§ **Input material**:
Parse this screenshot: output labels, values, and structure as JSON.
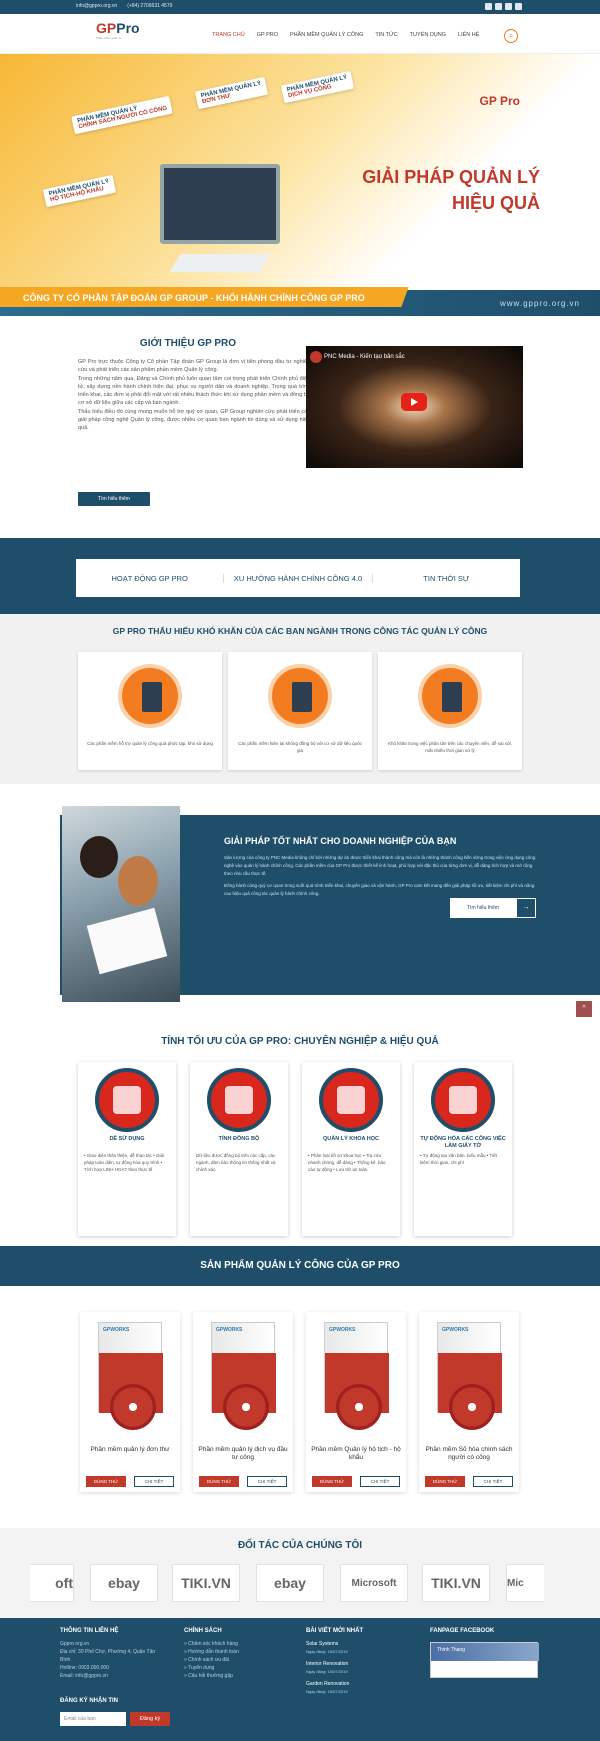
{
  "topbar": {
    "email": "info@gppro.org.vn",
    "phone": "(+84) 2706631 4579"
  },
  "header": {
    "logo_text": "GP",
    "logo_text2": "Pro",
    "logo_tagline": "Phần mềm quản lý",
    "nav": [
      "TRANG CHỦ",
      "GP PRO",
      "PHẦN MỀM QUẢN LÝ CÔNG",
      "TIN TỨC",
      "TUYỂN DỤNG",
      "LIÊN HỆ"
    ]
  },
  "hero": {
    "cards": [
      {
        "t1": "PHẦN MỀM QUẢN LÝ",
        "t2": "CHÍNH SÁCH NGƯỜI CÓ CÔNG"
      },
      {
        "t1": "PHẦN MỀM QUẢN LÝ",
        "t2": "ĐƠN THƯ"
      },
      {
        "t1": "PHẦN MỀM QUẢN LÝ",
        "t2": "DỊCH VỤ CÔNG"
      },
      {
        "t1": "PHẦN MỀM QUẢN LÝ",
        "t2": "HỘ TỊCH-HỘ KHẨU"
      }
    ],
    "brand": "GP Pro",
    "headline1": "GIẢI PHÁP QUẢN LÝ",
    "headline2": "HIỆU QUẢ",
    "band_text": "CÔNG TY CỔ PHẦN TẬP ĐOÀN GP GROUP - KHỐI HÀNH CHÍNH CÔNG GP PRO",
    "url": "www.gppro.org.vn"
  },
  "intro": {
    "title": "GIỚI THIỆU GP PRO",
    "p1": "GP Pro trực thuộc Công ty Cổ phần Tập đoàn GP Group là đơn vị tiên phong đầu tư nghiên cứu và phát triển các sản phẩm phần mềm Quản lý công.",
    "p2": "Trong những năm qua, Đảng và Chính phủ luôn quan tâm coi trọng phát triển Chính phủ điện tử, xây dựng nền hành chính hiện đại, phục vụ người dân và doanh nghiệp. Trong quá trình triển khai, các đơn vị phải đối mặt với rất nhiều thách thức khi sử dụng phần mềm và đồng bộ cơ sở dữ liệu giữa các cấp và ban ngành.",
    "p3": "Thấu hiểu điều đó cùng mong muốn hỗ trợ quý cơ quan, GP Group nghiên cứu phát triển các giải pháp công nghệ Quản lý công, được nhiều cơ quan ban ngành tin dùng và sử dụng hiệu quả.",
    "button": "Tìm hiểu thêm",
    "video_title": "PNC Media - Kiến tạo bản sắc"
  },
  "tabs": [
    "HOẠT ĐỘNG GP PRO",
    "XU HƯỚNG HÀNH CHÍNH CÔNG 4.0",
    "TIN THỜI SỰ"
  ],
  "difficulties": {
    "title": "GP PRO THẤU HIỂU KHÓ KHĂN CỦA CÁC BAN NGÀNH TRONG CÔNG TÁC QUẢN LÝ CÔNG",
    "items": [
      "Các phần mềm hỗ trợ quản lý công quá phức tạp, khó sử dụng",
      "Các phần mềm hiện tại không đồng bộ với cơ sở dữ liệu quốc gia",
      "Khó khăn trong việc phân tán trên các chuyên viên, dễ sai sót, mất nhiều thời gian xử lý"
    ]
  },
  "solution": {
    "title": "GIẢI PHÁP TỐT NHẤT CHO DOANH NGHIỆP CỦA BẠN",
    "p1": "Sản lượng của công ty PNC Media không chỉ bởi những dự án được triển khai thành công mà còn là những thành công bền vững trong việc ứng dụng công nghệ vào quản lý hành chính công. Các phần mềm của GP Pro được thiết kế linh hoạt, phù hợp với đặc thù của từng đơn vị, dễ dàng tích hợp và mở rộng theo nhu cầu thực tế.",
    "p2": "Đồng hành cùng quý cơ quan trong suốt quá trình triển khai, chuyển giao và vận hành, GP Pro cam kết mang đến giải pháp tối ưu, tiết kiệm chi phí và nâng cao hiệu quả công tác quản lý hành chính công.",
    "more": "Tìm hiểu thêm",
    "arrow": "→"
  },
  "optimal": {
    "title": "TÍNH TỐI ƯU CỦA GP PRO: CHUYÊN NGHIỆP & HIỆU QUẢ",
    "items": [
      {
        "title": "DỄ SỬ DỤNG",
        "text": "• Giao diện thân thiện, dễ thao tác • Giải pháp toàn diện, tự động hóa quy trình • Tích hợp LINH HOẠT theo thực tế"
      },
      {
        "title": "TÍNH ĐỒNG BỘ",
        "text": "Dữ liệu được đồng bộ trên các cấp, các ngành, đảm bảo thông tin thống nhất và chính xác."
      },
      {
        "title": "QUẢN LÝ KHOA HỌC",
        "text": "• Phân loại hồ sơ khoa học • Tra cứu nhanh chóng, dễ dàng • Thống kê, báo cáo tự động • Lưu trữ an toàn"
      },
      {
        "title": "TỰ ĐỘNG HÓA CÁC CÔNG VIỆC LÀM GIẤY TỜ",
        "text": "• Tự động tạo văn bản, biểu mẫu • Tiết kiệm thời gian, chi phí"
      }
    ]
  },
  "products": {
    "title": "SẢN PHẨM QUẢN LÝ CÔNG CỦA GP PRO",
    "items": [
      {
        "name": "Phần mềm quản lý đơn thư",
        "try": "DÙNG THỬ",
        "detail": "CHI TIẾT"
      },
      {
        "name": "Phần mềm quản lý dịch vụ đầu tư công",
        "try": "DÙNG THỬ",
        "detail": "CHI TIẾT"
      },
      {
        "name": "Phần mềm Quản lý hộ tịch - hộ khẩu",
        "try": "DÙNG THỬ",
        "detail": "CHI TIẾT"
      },
      {
        "name": "Phần mềm Số hóa chính sách người có công",
        "try": "DÙNG THỬ",
        "detail": "CHI TIẾT"
      }
    ],
    "box_brand": "GPWORKS"
  },
  "partners": {
    "title": "ĐỐI TÁC CỦA CHÚNG TÔI",
    "logos": [
      "oft",
      "ebay",
      "TIKI.VN",
      "ebay",
      "Microsoft",
      "TIKI.VN",
      "Mic"
    ]
  },
  "footer": {
    "contact_title": "THÔNG TIN LIÊN HỆ",
    "contact_lines": [
      "Gppro.org.vn",
      "Địa chỉ: 30 Phố Chợ, Phường 4, Quận Tân Bình",
      "Hotline: 0903.000.000",
      "Email: info@gppro.vn"
    ],
    "policy_title": "CHÍNH SÁCH",
    "policy_lines": [
      "» Chăm sóc khách hàng",
      "» Hướng dẫn thanh toán",
      "» Chính sách ưu đãi",
      "» Tuyển dụng",
      "» Câu hỏi thường gặp"
    ],
    "news_title": "BÀI VIẾT MỚI NHẤT",
    "news": [
      {
        "t": "Solar Systems",
        "d": "Ngày đăng: 15/07/2019"
      },
      {
        "t": "Interior Renovation",
        "d": "Ngày đăng: 15/07/2019"
      },
      {
        "t": "Garden Renovation",
        "d": "Ngày đăng: 15/07/2019"
      }
    ],
    "fb_title": "FANPAGE FACEBOOK",
    "fb_name": "Thinh Thang",
    "newsletter_title": "ĐĂNG KÝ NHẬN TIN",
    "newsletter_placeholder": "Email của bạn",
    "newsletter_button": "Đăng ký"
  }
}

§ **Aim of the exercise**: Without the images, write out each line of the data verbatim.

§ **Exercise solution**:
Parse this screenshot: output labels, values, and structure as JSON.
{
  "topbar": {
    "email": "info@gppro.org.vn",
    "phone": "(+84) 2706631 4579"
  },
  "header": {
    "logo_text": "GP",
    "logo_text2": "Pro",
    "logo_tagline": "Phần mềm quản lý",
    "nav": [
      "TRANG CHỦ",
      "GP PRO",
      "PHẦN MỀM QUẢN LÝ CÔNG",
      "TIN TỨC",
      "TUYỂN DỤNG",
      "LIÊN HỆ"
    ]
  },
  "hero": {
    "cards": [
      {
        "t1": "PHẦN MỀM QUẢN LÝ",
        "t2": "CHÍNH SÁCH NGƯỜI CÓ CÔNG"
      },
      {
        "t1": "PHẦN MỀM QUẢN LÝ",
        "t2": "ĐƠN THƯ"
      },
      {
        "t1": "PHẦN MỀM QUẢN LÝ",
        "t2": "DỊCH VỤ CÔNG"
      },
      {
        "t1": "PHẦN MỀM QUẢN LÝ",
        "t2": "HỘ TỊCH-HỘ KHẨU"
      }
    ],
    "brand": "GP Pro",
    "headline1": "GIẢI PHÁP QUẢN LÝ",
    "headline2": "HIỆU QUẢ",
    "band_text": "CÔNG TY CỔ PHẦN TẬP ĐOÀN GP GROUP - KHỐI HÀNH CHÍNH CÔNG GP PRO",
    "url": "www.gppro.org.vn"
  },
  "intro": {
    "title": "GIỚI THIỆU GP PRO",
    "p1": "GP Pro trực thuộc Công ty Cổ phần Tập đoàn GP Group là đơn vị tiên phong đầu tư nghiên cứu và phát triển các sản phẩm phần mềm Quản lý công.",
    "p2": "Trong những năm qua, Đảng và Chính phủ luôn quan tâm coi trọng phát triển Chính phủ điện tử, xây dựng nền hành chính hiện đại, phục vụ người dân và doanh nghiệp. Trong quá trình triển khai, các đơn vị phải đối mặt với rất nhiều thách thức khi sử dụng phần mềm và đồng bộ cơ sở dữ liệu giữa các cấp và ban ngành.",
    "p3": "Thấu hiểu điều đó cùng mong muốn hỗ trợ quý cơ quan, GP Group nghiên cứu phát triển các giải pháp công nghệ Quản lý công, được nhiều cơ quan ban ngành tin dùng và sử dụng hiệu quả.",
    "button": "Tìm hiểu thêm",
    "video_title": "PNC Media - Kiến tạo bản sắc"
  },
  "tabs": [
    "HOẠT ĐỘNG GP PRO",
    "XU HƯỚNG HÀNH CHÍNH CÔNG 4.0",
    "TIN THỜI SỰ"
  ],
  "difficulties": {
    "title": "GP PRO THẤU HIỂU KHÓ KHĂN CỦA CÁC BAN NGÀNH TRONG CÔNG TÁC QUẢN LÝ CÔNG",
    "items": [
      "Các phần mềm hỗ trợ quản lý công quá phức tạp, khó sử dụng",
      "Các phần mềm hiện tại không đồng bộ với cơ sở dữ liệu quốc gia",
      "Khó khăn trong việc phân tán trên các chuyên viên, dễ sai sót, mất nhiều thời gian xử lý"
    ]
  },
  "solution": {
    "title": "GIẢI PHÁP TỐT NHẤT CHO DOANH NGHIỆP CỦA BẠN",
    "p1": "Sản lượng của công ty PNC Media không chỉ bởi những dự án được triển khai thành công mà còn là những thành công bền vững trong việc ứng dụng công nghệ vào quản lý hành chính công. Các phần mềm của GP Pro được thiết kế linh hoạt, phù hợp với đặc thù của từng đơn vị, dễ dàng tích hợp và mở rộng theo nhu cầu thực tế.",
    "p2": "Đồng hành cùng quý cơ quan trong suốt quá trình triển khai, chuyển giao và vận hành, GP Pro cam kết mang đến giải pháp tối ưu, tiết kiệm chi phí và nâng cao hiệu quả công tác quản lý hành chính công.",
    "more": "Tìm hiểu thêm",
    "arrow": "→"
  },
  "optimal": {
    "title": "TÍNH TỐI ƯU CỦA GP PRO: CHUYÊN NGHIỆP & HIỆU QUẢ",
    "items": [
      {
        "title": "DỄ SỬ DỤNG",
        "text": "• Giao diện thân thiện, dễ thao tác • Giải pháp toàn diện, tự động hóa quy trình • Tích hợp LINH HOẠT theo thực tế"
      },
      {
        "title": "TÍNH ĐỒNG BỘ",
        "text": "Dữ liệu được đồng bộ trên các cấp, các ngành, đảm bảo thông tin thống nhất và chính xác."
      },
      {
        "title": "QUẢN LÝ KHOA HỌC",
        "text": "• Phân loại hồ sơ khoa học • Tra cứu nhanh chóng, dễ dàng • Thống kê, báo cáo tự động • Lưu trữ an toàn"
      },
      {
        "title": "TỰ ĐỘNG HÓA CÁC CÔNG VIỆC LÀM GIẤY TỜ",
        "text": "• Tự động tạo văn bản, biểu mẫu • Tiết kiệm thời gian, chi phí"
      }
    ]
  },
  "products": {
    "title": "SẢN PHẨM QUẢN LÝ CÔNG CỦA GP PRO",
    "items": [
      {
        "name": "Phần mềm quản lý đơn thư",
        "try": "DÙNG THỬ",
        "detail": "CHI TIẾT"
      },
      {
        "name": "Phần mềm quản lý dịch vụ đầu tư công",
        "try": "DÙNG THỬ",
        "detail": "CHI TIẾT"
      },
      {
        "name": "Phần mềm Quản lý hộ tịch - hộ khẩu",
        "try": "DÙNG THỬ",
        "detail": "CHI TIẾT"
      },
      {
        "name": "Phần mềm Số hóa chính sách người có công",
        "try": "DÙNG THỬ",
        "detail": "CHI TIẾT"
      }
    ],
    "box_brand": "GPWORKS"
  },
  "partners": {
    "title": "ĐỐI TÁC CỦA CHÚNG TÔI",
    "logos": [
      "oft",
      "ebay",
      "TIKI.VN",
      "ebay",
      "Microsoft",
      "TIKI.VN",
      "Mic"
    ]
  },
  "footer": {
    "contact_title": "THÔNG TIN LIÊN HỆ",
    "contact_lines": [
      "Gppro.org.vn",
      "Địa chỉ: 30 Phố Chợ, Phường 4, Quận Tân Bình",
      "Hotline: 0903.000.000",
      "Email: info@gppro.vn"
    ],
    "policy_title": "CHÍNH SÁCH",
    "policy_lines": [
      "» Chăm sóc khách hàng",
      "» Hướng dẫn thanh toán",
      "» Chính sách ưu đãi",
      "» Tuyển dụng",
      "» Câu hỏi thường gặp"
    ],
    "news_title": "BÀI VIẾT MỚI NHẤT",
    "news": [
      {
        "t": "Solar Systems",
        "d": "Ngày đăng: 15/07/2019"
      },
      {
        "t": "Interior Renovation",
        "d": "Ngày đăng: 15/07/2019"
      },
      {
        "t": "Garden Renovation",
        "d": "Ngày đăng: 15/07/2019"
      }
    ],
    "fb_title": "FANPAGE FACEBOOK",
    "fb_name": "Thinh Thang",
    "newsletter_title": "ĐĂNG KÝ NHẬN TIN",
    "newsletter_placeholder": "Email của bạn",
    "newsletter_button": "Đăng ký"
  }
}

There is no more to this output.